▶ _Directions_: Every line below containing the word "screenshot" should be found and copied.
======== Records for this task
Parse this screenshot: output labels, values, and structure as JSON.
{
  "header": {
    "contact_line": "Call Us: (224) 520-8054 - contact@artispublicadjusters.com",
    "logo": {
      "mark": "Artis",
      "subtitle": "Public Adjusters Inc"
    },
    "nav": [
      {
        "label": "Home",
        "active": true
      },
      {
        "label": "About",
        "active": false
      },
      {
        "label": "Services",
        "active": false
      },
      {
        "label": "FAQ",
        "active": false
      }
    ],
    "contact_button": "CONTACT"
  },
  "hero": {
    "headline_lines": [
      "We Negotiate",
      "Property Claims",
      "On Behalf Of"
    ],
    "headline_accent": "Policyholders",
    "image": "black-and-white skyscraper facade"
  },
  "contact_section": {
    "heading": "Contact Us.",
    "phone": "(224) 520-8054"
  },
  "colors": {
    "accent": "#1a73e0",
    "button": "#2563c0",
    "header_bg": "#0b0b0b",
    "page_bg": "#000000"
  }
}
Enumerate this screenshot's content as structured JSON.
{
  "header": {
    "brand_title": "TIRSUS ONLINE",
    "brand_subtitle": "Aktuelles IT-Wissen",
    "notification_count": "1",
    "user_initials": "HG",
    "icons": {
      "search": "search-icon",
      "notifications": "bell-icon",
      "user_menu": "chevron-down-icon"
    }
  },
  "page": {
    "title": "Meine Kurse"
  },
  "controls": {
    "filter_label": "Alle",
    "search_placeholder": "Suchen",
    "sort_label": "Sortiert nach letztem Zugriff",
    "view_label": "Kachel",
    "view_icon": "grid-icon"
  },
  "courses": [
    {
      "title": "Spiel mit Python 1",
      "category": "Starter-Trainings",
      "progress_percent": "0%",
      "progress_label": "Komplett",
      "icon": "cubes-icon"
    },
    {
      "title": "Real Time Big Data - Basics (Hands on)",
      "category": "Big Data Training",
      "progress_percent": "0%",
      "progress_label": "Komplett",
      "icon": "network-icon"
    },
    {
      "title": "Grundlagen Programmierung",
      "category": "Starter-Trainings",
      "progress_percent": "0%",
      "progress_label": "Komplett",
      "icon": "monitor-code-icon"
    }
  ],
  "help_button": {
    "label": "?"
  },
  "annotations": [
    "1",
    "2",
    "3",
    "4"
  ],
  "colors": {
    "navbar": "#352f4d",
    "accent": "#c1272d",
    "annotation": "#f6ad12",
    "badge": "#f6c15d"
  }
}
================
▶ _Solved problem_:
Parse this screenshot: output labels, values, and structure as JSON.
Enumerate this screenshot's content as structured JSON.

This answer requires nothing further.